Credit A.J. Higgins / Maine Public
Stewart Workman checks out the deck work underway for a new 45-foot Young Brothers boat.

But 25 miles west of Light’s shop, Stewart Workman is fielding telephone calls from anxious buyers at his SW Boatworks in Lamoine. He agrees with Light’s assessment of the current catch, but not necessarily with how that will effect future boat orders.

“New sales has been a little slow,” he says. “It’s usually slow during the summer, but I am anticipating it to pick up a little bit. Everyone’s busy out fishing and they don’t have time to think about a new boat or a bigger boat. We do have a pretty good backlog right now that’s holding us, but we’re going to stay optimistic at this point in time.”

Both Light and Workman know well the ups and downs of the lobster business, and of boat building. Both starting working back in the 1980s at Young Brothers Boats in Corea, which built more than 500 vessels until it closed its doors seven years ago.

Young Brothers boats have their design origins in Jonesport and Beals, the home of legendary boat builders Wayne Beal, his brother Calvin Beal Jr. and Calvin’s brother-in-law, Ernest Libby Jr.

Workman ultimately purchased the molds used to build the Beal and Young Brothers boats, and is working on a 45-foot Young Brothers boat that will be powered to exceed 30 knots.

Colby Young — the only survivor of the three brothers who founded the company — isn’t surprised to see his creations making a comeback.

“They’re a good combination boat, they make a good pleasure boat, which we build several of them and is what Stewart is doing with them now,” Young says. “There’s some boats that roll more than what our boat did. Ours might be a little quicker but all in all, they was a very safe boat to work with. It does give you a little pride to know that you made a difference.”

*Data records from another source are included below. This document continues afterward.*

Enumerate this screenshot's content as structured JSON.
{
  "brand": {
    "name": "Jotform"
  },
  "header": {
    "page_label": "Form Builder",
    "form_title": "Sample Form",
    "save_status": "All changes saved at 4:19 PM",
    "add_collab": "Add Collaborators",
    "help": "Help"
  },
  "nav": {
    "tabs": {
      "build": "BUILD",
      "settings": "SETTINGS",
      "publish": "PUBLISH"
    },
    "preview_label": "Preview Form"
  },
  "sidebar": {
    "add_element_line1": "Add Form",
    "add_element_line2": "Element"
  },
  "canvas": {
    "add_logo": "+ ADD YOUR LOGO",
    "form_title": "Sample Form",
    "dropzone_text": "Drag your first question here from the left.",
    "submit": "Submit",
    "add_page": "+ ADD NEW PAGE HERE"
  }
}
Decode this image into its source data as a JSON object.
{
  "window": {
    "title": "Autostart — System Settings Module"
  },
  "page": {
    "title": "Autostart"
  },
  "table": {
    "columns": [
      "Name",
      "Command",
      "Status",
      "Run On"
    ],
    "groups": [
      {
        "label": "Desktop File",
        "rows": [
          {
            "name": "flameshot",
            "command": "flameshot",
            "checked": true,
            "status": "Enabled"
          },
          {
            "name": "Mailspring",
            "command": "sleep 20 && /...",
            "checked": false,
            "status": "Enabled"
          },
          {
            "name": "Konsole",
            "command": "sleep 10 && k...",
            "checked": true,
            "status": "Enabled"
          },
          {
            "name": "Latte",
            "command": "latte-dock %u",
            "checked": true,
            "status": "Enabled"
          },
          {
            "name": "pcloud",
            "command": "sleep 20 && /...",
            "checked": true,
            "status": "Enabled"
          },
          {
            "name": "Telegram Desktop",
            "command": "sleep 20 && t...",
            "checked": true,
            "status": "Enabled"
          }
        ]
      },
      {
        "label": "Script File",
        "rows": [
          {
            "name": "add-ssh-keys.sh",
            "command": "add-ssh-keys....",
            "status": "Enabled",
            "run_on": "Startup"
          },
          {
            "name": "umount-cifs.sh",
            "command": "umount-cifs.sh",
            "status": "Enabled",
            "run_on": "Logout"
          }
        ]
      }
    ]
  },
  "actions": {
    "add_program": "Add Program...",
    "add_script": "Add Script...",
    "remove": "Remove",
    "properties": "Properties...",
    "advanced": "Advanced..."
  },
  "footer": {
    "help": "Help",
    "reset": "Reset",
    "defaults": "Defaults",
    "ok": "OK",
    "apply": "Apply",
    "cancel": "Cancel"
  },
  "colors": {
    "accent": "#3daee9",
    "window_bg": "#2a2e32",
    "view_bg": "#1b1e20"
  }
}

Although there are dozens of lobster boat finishers in Maine, Jon Johansen of the Maine Built Boats marketing firm estimates that there are fewer than 20 companies that still manufacture the fiberglass hulls for all of them.